Extracted material START
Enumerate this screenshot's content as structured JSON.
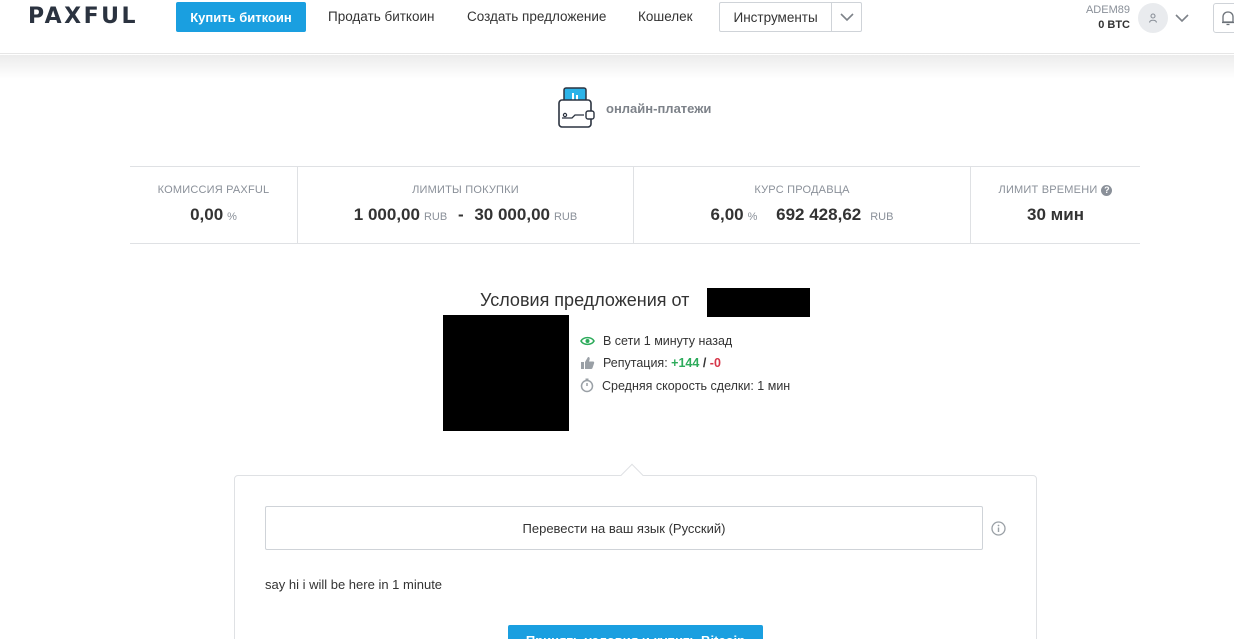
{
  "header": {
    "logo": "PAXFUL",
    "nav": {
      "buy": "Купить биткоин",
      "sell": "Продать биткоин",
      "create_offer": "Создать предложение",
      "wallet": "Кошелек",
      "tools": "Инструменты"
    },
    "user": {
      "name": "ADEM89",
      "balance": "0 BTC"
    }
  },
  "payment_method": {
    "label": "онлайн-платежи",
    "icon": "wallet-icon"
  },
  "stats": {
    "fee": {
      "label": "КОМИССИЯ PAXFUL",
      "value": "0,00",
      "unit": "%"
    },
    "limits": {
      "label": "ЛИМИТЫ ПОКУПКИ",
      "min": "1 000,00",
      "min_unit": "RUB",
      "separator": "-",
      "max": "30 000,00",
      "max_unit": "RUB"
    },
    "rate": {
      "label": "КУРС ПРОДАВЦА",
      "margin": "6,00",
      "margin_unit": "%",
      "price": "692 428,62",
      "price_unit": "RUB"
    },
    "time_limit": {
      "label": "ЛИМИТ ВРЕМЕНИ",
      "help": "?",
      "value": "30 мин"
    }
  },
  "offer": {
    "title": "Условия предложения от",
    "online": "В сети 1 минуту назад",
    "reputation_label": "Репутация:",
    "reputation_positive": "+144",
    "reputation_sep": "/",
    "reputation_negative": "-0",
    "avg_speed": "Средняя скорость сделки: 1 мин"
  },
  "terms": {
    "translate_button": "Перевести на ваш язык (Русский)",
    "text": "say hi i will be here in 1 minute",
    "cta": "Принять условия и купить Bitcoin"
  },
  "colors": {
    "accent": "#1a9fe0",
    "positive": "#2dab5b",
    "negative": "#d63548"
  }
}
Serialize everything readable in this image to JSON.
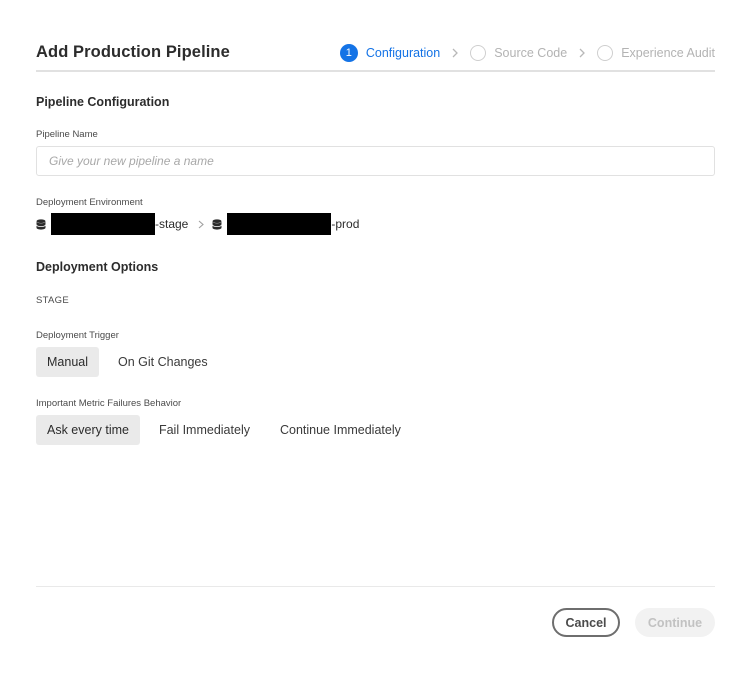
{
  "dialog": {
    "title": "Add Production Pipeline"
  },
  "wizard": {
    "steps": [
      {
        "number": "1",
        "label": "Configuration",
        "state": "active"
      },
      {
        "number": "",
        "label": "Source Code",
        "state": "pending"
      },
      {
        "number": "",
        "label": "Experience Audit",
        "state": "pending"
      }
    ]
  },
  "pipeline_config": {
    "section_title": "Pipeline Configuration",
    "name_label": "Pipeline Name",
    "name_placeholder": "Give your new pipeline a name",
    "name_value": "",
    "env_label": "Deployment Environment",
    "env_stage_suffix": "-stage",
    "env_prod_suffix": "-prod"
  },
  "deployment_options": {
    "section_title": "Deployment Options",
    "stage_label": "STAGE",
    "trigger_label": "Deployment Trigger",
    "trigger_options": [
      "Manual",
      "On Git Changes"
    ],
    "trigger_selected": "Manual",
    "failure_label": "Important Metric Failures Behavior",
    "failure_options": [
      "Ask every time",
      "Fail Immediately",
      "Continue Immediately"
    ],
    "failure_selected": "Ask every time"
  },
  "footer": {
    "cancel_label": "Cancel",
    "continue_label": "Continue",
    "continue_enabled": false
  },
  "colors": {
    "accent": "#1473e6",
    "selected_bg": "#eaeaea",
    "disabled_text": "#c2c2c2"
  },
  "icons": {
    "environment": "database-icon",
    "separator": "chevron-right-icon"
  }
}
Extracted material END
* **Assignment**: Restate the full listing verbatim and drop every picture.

* **Solution for this problem**:
Enumerate this screenshot's content as structured JSON.
{
  "header": {
    "logo": "PAXFUL",
    "nav": {
      "buy": "Купить биткоин",
      "sell": "Продать биткоин",
      "create_offer": "Создать предложение",
      "wallet": "Кошелек",
      "tools": "Инструменты"
    },
    "user": {
      "name": "ADEM89",
      "balance": "0 BTC"
    }
  },
  "payment_method": {
    "label": "онлайн-платежи",
    "icon": "wallet-icon"
  },
  "stats": {
    "fee": {
      "label": "КОМИССИЯ PAXFUL",
      "value": "0,00",
      "unit": "%"
    },
    "limits": {
      "label": "ЛИМИТЫ ПОКУПКИ",
      "min": "1 000,00",
      "min_unit": "RUB",
      "separator": "-",
      "max": "30 000,00",
      "max_unit": "RUB"
    },
    "rate": {
      "label": "КУРС ПРОДАВЦА",
      "margin": "6,00",
      "margin_unit": "%",
      "price": "692 428,62",
      "price_unit": "RUB"
    },
    "time_limit": {
      "label": "ЛИМИТ ВРЕМЕНИ",
      "help": "?",
      "value": "30 мин"
    }
  },
  "offer": {
    "title": "Условия предложения от",
    "online": "В сети 1 минуту назад",
    "reputation_label": "Репутация:",
    "reputation_positive": "+144",
    "reputation_sep": "/",
    "reputation_negative": "-0",
    "avg_speed": "Средняя скорость сделки: 1 мин"
  },
  "terms": {
    "translate_button": "Перевести на ваш язык (Русский)",
    "text": "say hi i will be here in 1 minute",
    "cta": "Принять условия и купить Bitcoin"
  },
  "colors": {
    "accent": "#1a9fe0",
    "positive": "#2dab5b",
    "negative": "#d63548"
  }
}
Serialize everything readable in this image to JSON.
{
  "dialog": {
    "title": "Add Production Pipeline"
  },
  "wizard": {
    "steps": [
      {
        "number": "1",
        "label": "Configuration",
        "state": "active"
      },
      {
        "number": "",
        "label": "Source Code",
        "state": "pending"
      },
      {
        "number": "",
        "label": "Experience Audit",
        "state": "pending"
      }
    ]
  },
  "pipeline_config": {
    "section_title": "Pipeline Configuration",
    "name_label": "Pipeline Name",
    "name_placeholder": "Give your new pipeline a name",
    "name_value": "",
    "env_label": "Deployment Environment",
    "env_stage_suffix": "-stage",
    "env_prod_suffix": "-prod"
  },
  "deployment_options": {
    "section_title": "Deployment Options",
    "stage_label": "STAGE",
    "trigger_label": "Deployment Trigger",
    "trigger_options": [
      "Manual",
      "On Git Changes"
    ],
    "trigger_selected": "Manual",
    "failure_label": "Important Metric Failures Behavior",
    "failure_options": [
      "Ask every time",
      "Fail Immediately",
      "Continue Immediately"
    ],
    "failure_selected": "Ask every time"
  },
  "footer": {
    "cancel_label": "Cancel",
    "continue_label": "Continue",
    "continue_enabled": false
  },
  "colors": {
    "accent": "#1473e6",
    "selected_bg": "#eaeaea",
    "disabled_text": "#c2c2c2"
  },
  "icons": {
    "environment": "database-icon",
    "separator": "chevron-right-icon"
  }
}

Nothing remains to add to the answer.